WORK REQUEST: Set out the records below again exactly; skip the images.

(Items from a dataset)
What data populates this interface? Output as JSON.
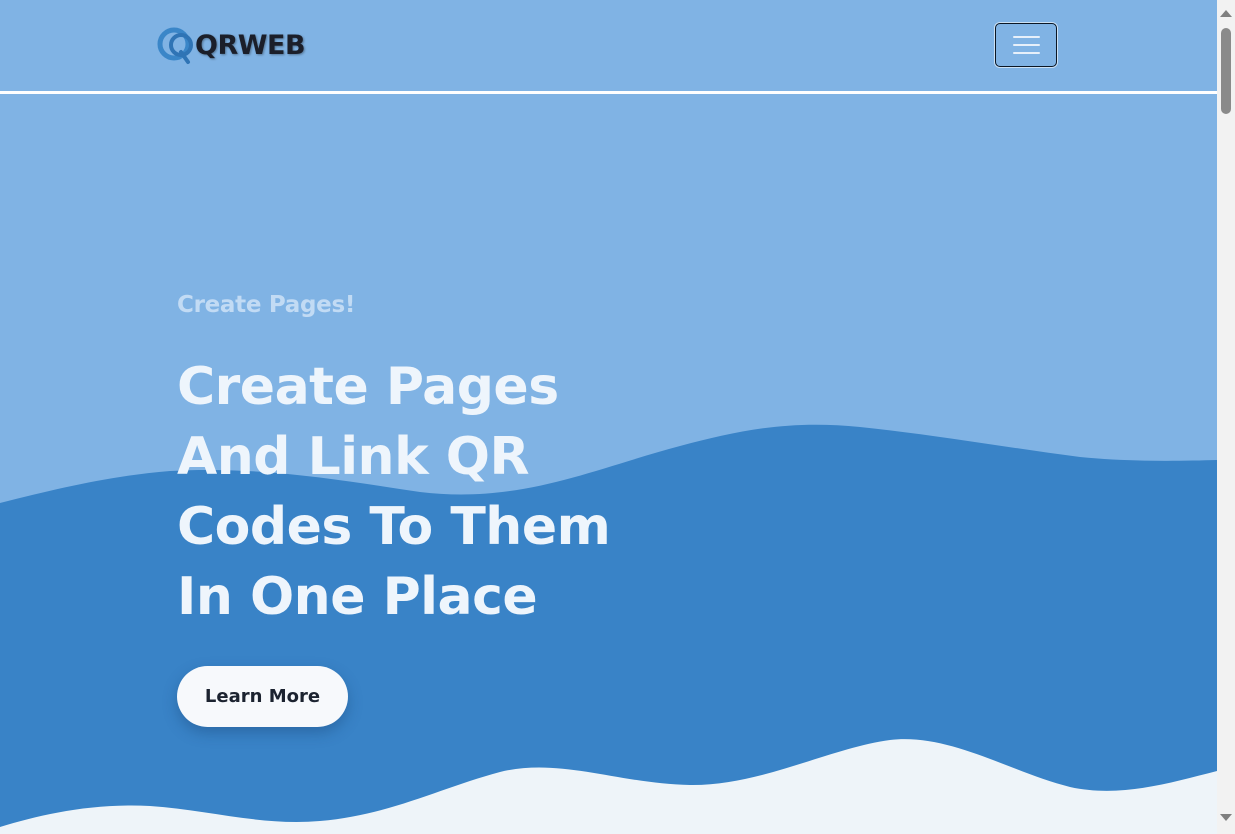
{
  "navbar": {
    "brand_text": "QRWEB",
    "toggle_icon": "hamburger-menu-icon"
  },
  "hero": {
    "eyebrow": "Create Pages!",
    "headline_lines": [
      "Create Pages",
      "And Link QR",
      "Codes To Them",
      "In One Place"
    ],
    "cta_label": "Learn More"
  },
  "colors": {
    "hero_bg": "#80b3e4",
    "wave_mid": "#3983c7",
    "wave_bottom": "#eef4f9",
    "headline": "#eef5fc",
    "eyebrow": "#c2dbf4",
    "brand_mark": "#3a86c8",
    "cta_bg": "#f7f9fc"
  },
  "scrollbar": {
    "icons": [
      "scroll-up-arrow-icon",
      "scroll-down-arrow-icon"
    ]
  }
}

TASK RESULT:
What data populates this interface? Output as JSON.
{
  "navbar": {
    "brand_text": "QRWEB",
    "toggle_icon": "hamburger-menu-icon"
  },
  "hero": {
    "eyebrow": "Create Pages!",
    "headline_lines": [
      "Create Pages",
      "And Link QR",
      "Codes To Them",
      "In One Place"
    ],
    "cta_label": "Learn More"
  },
  "colors": {
    "hero_bg": "#80b3e4",
    "wave_mid": "#3983c7",
    "wave_bottom": "#eef4f9",
    "headline": "#eef5fc",
    "eyebrow": "#c2dbf4",
    "brand_mark": "#3a86c8",
    "cta_bg": "#f7f9fc"
  },
  "scrollbar": {
    "icons": [
      "scroll-up-arrow-icon",
      "scroll-down-arrow-icon"
    ]
  }
}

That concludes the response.